I’ve spent the day reading FB posts by pals about the passing of Chris Cornell. Invariably those posts have been from folk about ten, fifteen years younger than me. For them Cornell and Soundgarden in the early 90s, were their way into music; they got him, he got them. They were teenagers, he was an eloquent powerhouse of a voice who sang of them and to them. The connection was made. Coincidently his passing and manner of death was similar to the passing and manner of death of the musician I had made a teenage connection with, Ian Curtis of Joy Division. He died May 18 too, 1980, although he was much younger and only at the edge of making it.

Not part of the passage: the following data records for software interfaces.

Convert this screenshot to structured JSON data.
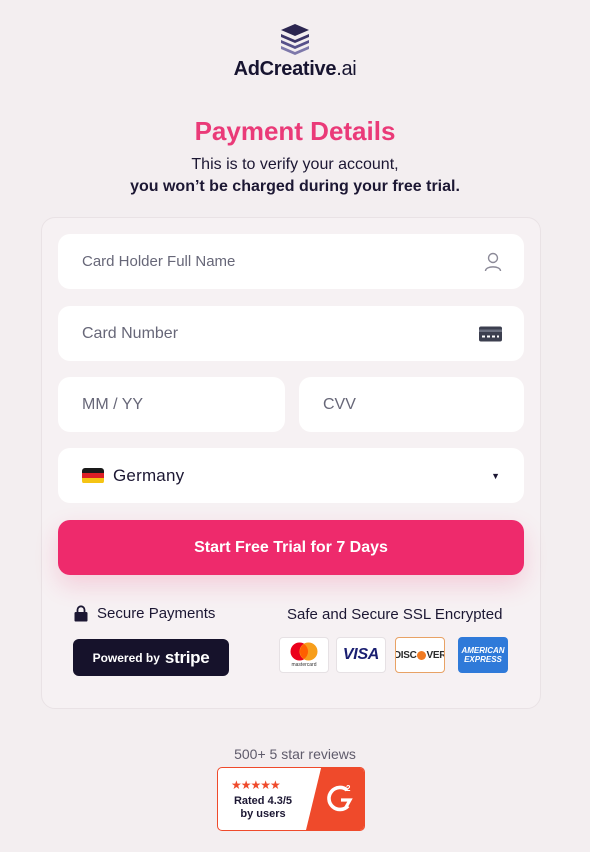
{
  "brand": {
    "name_main": "AdCreative",
    "name_suffix": ".ai"
  },
  "heading": {
    "title": "Payment Details",
    "line1": "This is to verify your account,",
    "line2": "you won’t be charged during your free trial."
  },
  "form": {
    "holder_placeholder": "Card Holder Full Name",
    "number_placeholder": "Card Number",
    "expiry_placeholder": "MM / YY",
    "cvv_placeholder": "CVV",
    "country_value": "Germany",
    "submit_label": "Start Free Trial for 7 Days"
  },
  "security": {
    "secure_label": "Secure Payments",
    "ssl_label": "Safe and Secure SSL Encrypted",
    "powered_by": "Powered by",
    "stripe": "stripe",
    "cards": {
      "mastercard": "mastercard",
      "visa": "VISA",
      "discover_a": "DISC",
      "discover_b": "VER",
      "amex_a": "AMERICAN",
      "amex_b": "EXPRESS"
    }
  },
  "reviews": {
    "count_label": "500+ 5 star reviews",
    "stars": "★★★★★",
    "rating_line1": "Rated 4.3/5",
    "rating_line2": "by users",
    "badge": "G2"
  },
  "colors": {
    "accent": "#ee2a6c",
    "title": "#ea3a78",
    "dark": "#1c1733",
    "g2_orange": "#ef4a2b"
  },
  "icons": [
    "logo-stack-icon",
    "user-icon",
    "credit-card-icon",
    "germany-flag-icon",
    "chevron-down-icon",
    "lock-icon",
    "g2-logo-icon"
  ]
}
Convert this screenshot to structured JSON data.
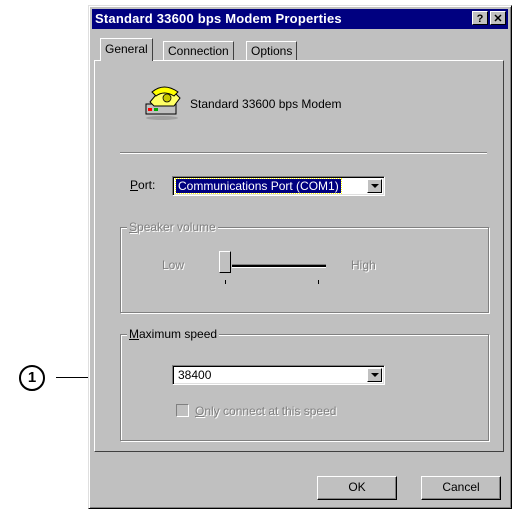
{
  "dialog": {
    "title": "Standard 33600 bps Modem Properties",
    "help_label": "?",
    "close_label": "✕"
  },
  "tabs": [
    {
      "label": "General"
    },
    {
      "label": "Connection"
    },
    {
      "label": "Options"
    }
  ],
  "general": {
    "modem_name": "Standard 33600 bps Modem",
    "port_label_prefix": "",
    "port_label_access": "P",
    "port_label_rest": "ort:",
    "port_value": "Communications Port (COM1)",
    "speaker_group_access": "S",
    "speaker_group_rest": "peaker volume",
    "volume_low": "Low",
    "volume_high": "High",
    "max_speed_access": "M",
    "max_speed_rest": "aximum speed",
    "speed_value": "38400",
    "only_connect_access": "O",
    "only_connect_rest": "nly connect at this speed"
  },
  "buttons": {
    "ok": "OK",
    "cancel": "Cancel"
  },
  "callout": {
    "number": "1"
  }
}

The edge is the vital piece here because for many of us now old punk rockers the edge was all we could ever dream about then. It was as far as we could go. We were the alternative, the other side, the outsiders. We danced around the norm, made the charts, made the news but didn’t make the impact, changed little but the hearts perhaps of those younger. We gathered in halls and got new music live and in person. We heard about our music through a network of fanzines and late night radio shows, it was underground.

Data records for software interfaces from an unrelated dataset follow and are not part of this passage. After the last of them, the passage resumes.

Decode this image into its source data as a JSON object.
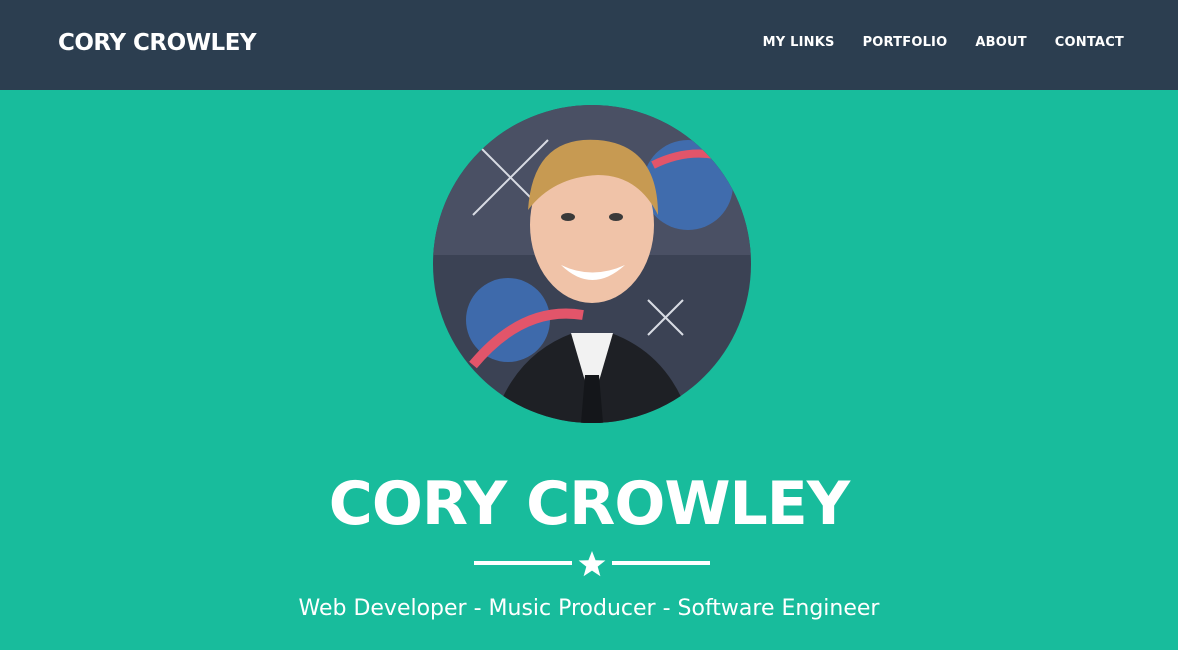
{
  "navbar": {
    "brand": "CORY CROWLEY",
    "links": [
      {
        "label": "MY LINKS"
      },
      {
        "label": "PORTFOLIO"
      },
      {
        "label": "ABOUT"
      },
      {
        "label": "CONTACT"
      }
    ]
  },
  "hero": {
    "name": "CORY CROWLEY",
    "tagline": "Web Developer - Music Producer - Software Engineer",
    "divider_icon": "star-icon",
    "avatar_icon": "profile-photo"
  },
  "colors": {
    "navbar_bg": "#2c3e50",
    "hero_bg": "#18bc9c",
    "text": "#ffffff"
  }
}
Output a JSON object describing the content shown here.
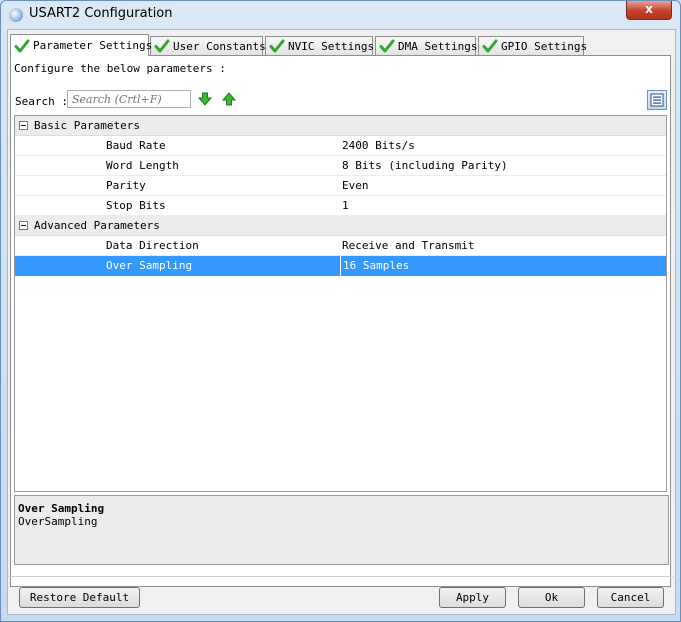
{
  "window": {
    "title": "USART2 Configuration",
    "close_label": "x"
  },
  "tabs": [
    {
      "label": "Parameter Settings",
      "active": true
    },
    {
      "label": "User Constants"
    },
    {
      "label": "NVIC Settings"
    },
    {
      "label": "DMA Settings"
    },
    {
      "label": "GPIO Settings"
    }
  ],
  "config_label": "Configure the below parameters :",
  "search": {
    "label": "Search :",
    "placeholder": "Search (Crtl+F)"
  },
  "groups": [
    {
      "name": "Basic Parameters",
      "params": [
        {
          "name": "Baud Rate",
          "value": "2400 Bits/s"
        },
        {
          "name": "Word Length",
          "value": "8 Bits (including Parity)"
        },
        {
          "name": "Parity",
          "value": "Even"
        },
        {
          "name": "Stop Bits",
          "value": "1"
        }
      ]
    },
    {
      "name": "Advanced Parameters",
      "params": [
        {
          "name": "Data Direction",
          "value": "Receive and Transmit"
        },
        {
          "name": "Over Sampling",
          "value": "16 Samples",
          "selected": true
        }
      ]
    }
  ],
  "description": {
    "title": "Over Sampling",
    "text": "OverSampling"
  },
  "buttons": {
    "restore": "Restore Default",
    "apply": "Apply",
    "ok": "Ok",
    "cancel": "Cancel"
  },
  "icons": {
    "tab_check": "check-icon",
    "find_next": "arrow-down-icon",
    "find_prev": "arrow-up-icon",
    "view": "list-view-icon"
  },
  "colors": {
    "selection": "#3399ff",
    "check": "#34a534"
  }
}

Before your fourteen year old self heard “Rusty Cage” and “Black Hole Sun”, Cornell and his pals were gathering in halls in dismal Seattle but they heard Black Flag and DOA and their older brother’s Black Sabbath albums, they melted together in the mist of their city, melting and moulding.

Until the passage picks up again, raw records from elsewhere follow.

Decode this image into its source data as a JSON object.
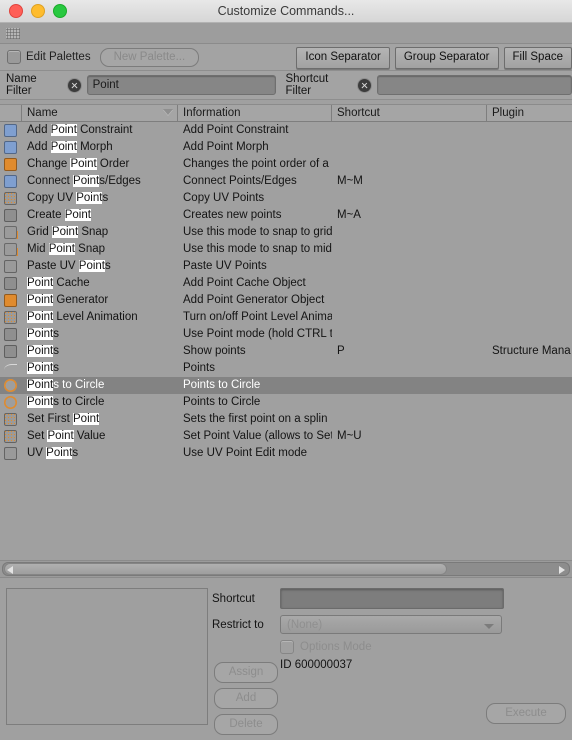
{
  "window": {
    "title": "Customize Commands...",
    "traffic_lights": [
      "close-button",
      "minimize-button",
      "maximize-button"
    ]
  },
  "palette_bar": {
    "edit_palettes_label": "Edit Palettes",
    "edit_palettes_checked": false,
    "new_palette_label": "New Palette...",
    "buttons": [
      "Icon Separator",
      "Group Separator",
      "Fill Space"
    ]
  },
  "filters": {
    "name_label": "Name Filter",
    "name_value": "Point",
    "shortcut_label": "Shortcut Filter",
    "shortcut_value": ""
  },
  "table": {
    "columns": [
      "",
      "Name",
      "Information",
      "Shortcut",
      "Plugin"
    ],
    "sorted_column": "Name",
    "rows": [
      {
        "icon": "add-point-constraint-icon",
        "name_pre": "Add ",
        "name_hit": "Point",
        "name_post": " Constraint",
        "information": "Add Point Constraint",
        "shortcut": "",
        "plugin": "",
        "selected": false
      },
      {
        "icon": "add-point-morph-icon",
        "name_pre": "Add ",
        "name_hit": "Point",
        "name_post": " Morph",
        "information": "Add Point Morph",
        "shortcut": "",
        "plugin": "",
        "selected": false
      },
      {
        "icon": "change-point-order-icon",
        "name_pre": "Change ",
        "name_hit": "Point",
        "name_post": " Order",
        "information": "Changes the point order of a",
        "shortcut": "",
        "plugin": "",
        "selected": false
      },
      {
        "icon": "connect-points-edges-icon",
        "name_pre": "Connect ",
        "name_hit": "Point",
        "name_post": "s/Edges",
        "information": "Connect Points/Edges",
        "shortcut": "M~M",
        "plugin": "",
        "selected": false
      },
      {
        "icon": "copy-uv-points-icon",
        "name_pre": "Copy UV ",
        "name_hit": "Point",
        "name_post": "s",
        "information": "Copy UV Points",
        "shortcut": "",
        "plugin": "",
        "selected": false
      },
      {
        "icon": "create-point-icon",
        "name_pre": "Create ",
        "name_hit": "Point",
        "name_post": "",
        "information": "Creates new points",
        "shortcut": "M~A",
        "plugin": "",
        "selected": false
      },
      {
        "icon": "grid-point-snap-icon",
        "name_pre": "Grid ",
        "name_hit": "Point",
        "name_post": " Snap",
        "information": "Use this mode to snap to grid",
        "shortcut": "",
        "plugin": "",
        "selected": false
      },
      {
        "icon": "mid-point-snap-icon",
        "name_pre": "Mid ",
        "name_hit": "Point",
        "name_post": " Snap",
        "information": "Use this mode to snap to mid",
        "shortcut": "",
        "plugin": "",
        "selected": false
      },
      {
        "icon": "paste-uv-points-icon",
        "name_pre": "Paste UV ",
        "name_hit": "Point",
        "name_post": "s",
        "information": "Paste UV Points",
        "shortcut": "",
        "plugin": "",
        "selected": false
      },
      {
        "icon": "point-cache-icon",
        "name_pre": "",
        "name_hit": "Point",
        "name_post": " Cache",
        "information": "Add Point Cache Object",
        "shortcut": "",
        "plugin": "",
        "selected": false
      },
      {
        "icon": "point-generator-icon",
        "name_pre": "",
        "name_hit": "Point",
        "name_post": " Generator",
        "information": "Add Point Generator Object",
        "shortcut": "",
        "plugin": "",
        "selected": false
      },
      {
        "icon": "point-level-animation-icon",
        "name_pre": "",
        "name_hit": "Point",
        "name_post": " Level Animation",
        "information": "Turn on/off Point Level Anima",
        "shortcut": "",
        "plugin": "",
        "selected": false
      },
      {
        "icon": "points-mode-icon",
        "name_pre": "",
        "name_hit": "Point",
        "name_post": "s",
        "information": "Use Point mode (hold CTRL t",
        "shortcut": "",
        "plugin": "",
        "selected": false
      },
      {
        "icon": "show-points-icon",
        "name_pre": "",
        "name_hit": "Point",
        "name_post": "s",
        "information": "Show points",
        "shortcut": "P",
        "plugin": "Structure Mana",
        "selected": false
      },
      {
        "icon": "points-spline-icon",
        "name_pre": "",
        "name_hit": "Point",
        "name_post": "s",
        "information": "Points",
        "shortcut": "",
        "plugin": "",
        "selected": false
      },
      {
        "icon": "points-to-circle-icon",
        "name_pre": "",
        "name_hit": "Point",
        "name_post": "s to Circle",
        "information": "Points to Circle",
        "shortcut": "",
        "plugin": "",
        "selected": true
      },
      {
        "icon": "points-to-circle-icon",
        "name_pre": "",
        "name_hit": "Point",
        "name_post": "s to Circle",
        "information": "Points to Circle",
        "shortcut": "",
        "plugin": "",
        "selected": false
      },
      {
        "icon": "set-first-point-icon",
        "name_pre": "Set First ",
        "name_hit": "Point",
        "name_post": "",
        "information": "Sets the first point on a splin",
        "shortcut": "",
        "plugin": "",
        "selected": false
      },
      {
        "icon": "set-point-value-icon",
        "name_pre": "Set ",
        "name_hit": "Point",
        "name_post": " Value",
        "information": "Set Point Value (allows to Set",
        "shortcut": "M~U",
        "plugin": "",
        "selected": false
      },
      {
        "icon": "uv-points-icon",
        "name_pre": "UV ",
        "name_hit": "Point",
        "name_post": "s",
        "information": "Use UV Point Edit mode",
        "shortcut": "",
        "plugin": "",
        "selected": false
      }
    ]
  },
  "details": {
    "shortcut_label": "Shortcut",
    "shortcut_value": "",
    "restrict_label": "Restrict to",
    "restrict_value": "(None)",
    "options_mode_label": "Options Mode",
    "options_mode_checked": false,
    "id_text": "ID 600000037",
    "assign_label": "Assign",
    "add_label": "Add",
    "delete_label": "Delete",
    "execute_label": "Execute"
  },
  "icon_colors": {
    "blue": "#7f9fd0",
    "orange": "#e08b2e",
    "gray": "#8c8c8c",
    "dark": "#5a5a5a"
  }
}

I was writing about music in the early 90s and I recall when Temple of the Dog cassette came in the promo run. “Hunger”, good god, you knew something changed. That song has haunted me since. It came, they went. But listen to the guitar, its jangly melodic, you’d call it indie now we called it college rock then - its REM, Replacements, the Smithereens and the Smiths, and there’s barely any weight to it but it switches and kicks in and it drops into dirge-y metal, you know someone in the band has a sleeveless denim jacket with Rainbow patches - and two of the finest voices in what we call Modern Rock, Eddie Veder rumbling like a didgeridoo and Cornell’s impassioned scream, singular, lonesome, alone, lost, with the arrogance of Robert Plant in it. Its hunger is tangible but what wasn’t known when it came out was just how hungry these guys were.
They were hungry enough to reach the edge … and go over. They broke through the levy and into the mainstream, Soundgarden, Pearl Jam, Nirvana, - the Screaming Trees, Mudhoney, Alice In Chains, you think it was an accident they showed up on your radio, your teen age teen anger radar - it took decades of work and when they broke everything broke. The punks won, the metalheads, the skaters, the thrashers and hardcore and indie kids and everyone wanted plaid and unlaced docs. And the money flowed and Kurt shot himself, Pearl Jam went on hiatus and Soundgarden split but they had forged a bond between everyone on the outside and underneath their black sun we found a common cause if not a common enemy. Because it was that good and they were that good and now there’s just Eddie.